╭─ Given information

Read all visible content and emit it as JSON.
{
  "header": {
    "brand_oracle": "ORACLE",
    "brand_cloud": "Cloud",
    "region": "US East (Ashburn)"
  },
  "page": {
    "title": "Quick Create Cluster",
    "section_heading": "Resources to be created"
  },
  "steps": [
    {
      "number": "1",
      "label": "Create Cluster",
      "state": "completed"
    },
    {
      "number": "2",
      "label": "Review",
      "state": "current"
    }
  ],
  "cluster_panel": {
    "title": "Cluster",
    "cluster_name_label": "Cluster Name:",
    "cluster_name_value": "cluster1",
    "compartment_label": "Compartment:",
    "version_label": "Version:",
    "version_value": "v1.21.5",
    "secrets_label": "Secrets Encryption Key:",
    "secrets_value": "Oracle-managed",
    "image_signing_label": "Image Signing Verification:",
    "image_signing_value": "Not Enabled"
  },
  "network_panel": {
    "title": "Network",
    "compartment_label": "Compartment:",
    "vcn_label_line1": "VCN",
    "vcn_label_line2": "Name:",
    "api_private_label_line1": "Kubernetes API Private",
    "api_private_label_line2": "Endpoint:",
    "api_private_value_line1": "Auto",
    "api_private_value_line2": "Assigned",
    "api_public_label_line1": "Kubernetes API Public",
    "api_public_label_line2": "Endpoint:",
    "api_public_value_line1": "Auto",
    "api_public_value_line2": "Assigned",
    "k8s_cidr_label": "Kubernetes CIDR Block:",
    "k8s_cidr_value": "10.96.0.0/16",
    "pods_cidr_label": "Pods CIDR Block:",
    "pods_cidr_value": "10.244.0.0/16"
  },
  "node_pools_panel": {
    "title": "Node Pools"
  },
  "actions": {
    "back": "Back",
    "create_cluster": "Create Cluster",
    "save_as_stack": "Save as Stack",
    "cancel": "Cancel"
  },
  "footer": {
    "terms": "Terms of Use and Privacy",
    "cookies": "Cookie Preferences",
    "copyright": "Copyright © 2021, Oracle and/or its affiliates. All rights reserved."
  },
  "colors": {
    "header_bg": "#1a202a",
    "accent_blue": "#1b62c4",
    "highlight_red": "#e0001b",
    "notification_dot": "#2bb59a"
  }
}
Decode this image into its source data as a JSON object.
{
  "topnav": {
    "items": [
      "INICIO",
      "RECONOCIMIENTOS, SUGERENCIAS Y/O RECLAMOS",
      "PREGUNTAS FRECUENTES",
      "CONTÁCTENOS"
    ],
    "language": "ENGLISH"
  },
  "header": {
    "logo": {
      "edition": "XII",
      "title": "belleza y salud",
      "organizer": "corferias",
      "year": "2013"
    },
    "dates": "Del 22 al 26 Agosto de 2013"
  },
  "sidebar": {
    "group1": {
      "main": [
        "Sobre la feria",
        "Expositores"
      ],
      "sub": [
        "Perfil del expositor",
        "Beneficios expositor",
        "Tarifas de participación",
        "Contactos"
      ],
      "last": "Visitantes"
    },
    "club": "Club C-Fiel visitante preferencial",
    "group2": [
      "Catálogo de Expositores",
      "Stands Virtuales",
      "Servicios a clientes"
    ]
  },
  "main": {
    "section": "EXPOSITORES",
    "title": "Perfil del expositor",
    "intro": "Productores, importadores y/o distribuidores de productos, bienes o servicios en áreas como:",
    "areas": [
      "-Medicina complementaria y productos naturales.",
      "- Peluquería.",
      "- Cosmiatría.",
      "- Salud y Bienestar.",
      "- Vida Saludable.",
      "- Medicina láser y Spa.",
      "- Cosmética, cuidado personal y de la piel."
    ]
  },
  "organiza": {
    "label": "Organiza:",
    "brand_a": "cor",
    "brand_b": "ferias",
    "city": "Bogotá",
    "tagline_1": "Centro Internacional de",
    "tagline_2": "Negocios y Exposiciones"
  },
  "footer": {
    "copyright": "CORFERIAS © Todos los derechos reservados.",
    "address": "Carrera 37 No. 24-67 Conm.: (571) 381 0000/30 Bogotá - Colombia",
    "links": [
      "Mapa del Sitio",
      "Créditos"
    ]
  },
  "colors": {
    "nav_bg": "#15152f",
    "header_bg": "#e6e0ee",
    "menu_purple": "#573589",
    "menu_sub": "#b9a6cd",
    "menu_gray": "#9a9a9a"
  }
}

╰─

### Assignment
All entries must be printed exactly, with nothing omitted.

### Result of this exercise
Read all visible content and emit it as JSON.
{
  "header": {
    "brand_oracle": "ORACLE",
    "brand_cloud": "Cloud",
    "region": "US East (Ashburn)"
  },
  "page": {
    "title": "Quick Create Cluster",
    "section_heading": "Resources to be created"
  },
  "steps": [
    {
      "number": "1",
      "label": "Create Cluster",
      "state": "completed"
    },
    {
      "number": "2",
      "label": "Review",
      "state": "current"
    }
  ],
  "cluster_panel": {
    "title": "Cluster",
    "cluster_name_label": "Cluster Name:",
    "cluster_name_value": "cluster1",
    "compartment_label": "Compartment:",
    "version_label": "Version:",
    "version_value": "v1.21.5",
    "secrets_label": "Secrets Encryption Key:",
    "secrets_value": "Oracle-managed",
    "image_signing_label": "Image Signing Verification:",
    "image_signing_value": "Not Enabled"
  },
  "network_panel": {
    "title": "Network",
    "compartment_label": "Compartment:",
    "vcn_label_line1": "VCN",
    "vcn_label_line2": "Name:",
    "api_private_label_line1": "Kubernetes API Private",
    "api_private_label_line2": "Endpoint:",
    "api_private_value_line1": "Auto",
    "api_private_value_line2": "Assigned",
    "api_public_label_line1": "Kubernetes API Public",
    "api_public_label_line2": "Endpoint:",
    "api_public_value_line1": "Auto",
    "api_public_value_line2": "Assigned",
    "k8s_cidr_label": "Kubernetes CIDR Block:",
    "k8s_cidr_value": "10.96.0.0/16",
    "pods_cidr_label": "Pods CIDR Block:",
    "pods_cidr_value": "10.244.0.0/16"
  },
  "node_pools_panel": {
    "title": "Node Pools"
  },
  "actions": {
    "back": "Back",
    "create_cluster": "Create Cluster",
    "save_as_stack": "Save as Stack",
    "cancel": "Cancel"
  },
  "footer": {
    "terms": "Terms of Use and Privacy",
    "cookies": "Cookie Preferences",
    "copyright": "Copyright © 2021, Oracle and/or its affiliates. All rights reserved."
  },
  "colors": {
    "header_bg": "#1a202a",
    "accent_blue": "#1b62c4",
    "highlight_red": "#e0001b",
    "notification_dot": "#2bb59a"
  }
}
Decode this image into its source data as a JSON object.
{
  "topnav": {
    "items": [
      "INICIO",
      "RECONOCIMIENTOS, SUGERENCIAS Y/O RECLAMOS",
      "PREGUNTAS FRECUENTES",
      "CONTÁCTENOS"
    ],
    "language": "ENGLISH"
  },
  "header": {
    "logo": {
      "edition": "XII",
      "title": "belleza y salud",
      "organizer": "corferias",
      "year": "2013"
    },
    "dates": "Del 22 al 26 Agosto de 2013"
  },
  "sidebar": {
    "group1": {
      "main": [
        "Sobre la feria",
        "Expositores"
      ],
      "sub": [
        "Perfil del expositor",
        "Beneficios expositor",
        "Tarifas de participación",
        "Contactos"
      ],
      "last": "Visitantes"
    },
    "club": "Club C-Fiel visitante preferencial",
    "group2": [
      "Catálogo de Expositores",
      "Stands Virtuales",
      "Servicios a clientes"
    ]
  },
  "main": {
    "section": "EXPOSITORES",
    "title": "Perfil del expositor",
    "intro": "Productores, importadores y/o distribuidores de productos, bienes o servicios en áreas como:",
    "areas": [
      "-Medicina complementaria y productos naturales.",
      "- Peluquería.",
      "- Cosmiatría.",
      "- Salud y Bienestar.",
      "- Vida Saludable.",
      "- Medicina láser y Spa.",
      "- Cosmética, cuidado personal y de la piel."
    ]
  },
  "organiza": {
    "label": "Organiza:",
    "brand_a": "cor",
    "brand_b": "ferias",
    "city": "Bogotá",
    "tagline_1": "Centro Internacional de",
    "tagline_2": "Negocios y Exposiciones"
  },
  "footer": {
    "copyright": "CORFERIAS © Todos los derechos reservados.",
    "address": "Carrera 37 No. 24-67 Conm.: (571) 381 0000/30 Bogotá - Colombia",
    "links": [
      "Mapa del Sitio",
      "Créditos"
    ]
  },
  "colors": {
    "nav_bg": "#15152f",
    "header_bg": "#e6e0ee",
    "menu_purple": "#573589",
    "menu_sub": "#b9a6cd",
    "menu_gray": "#9a9a9a"
  }
}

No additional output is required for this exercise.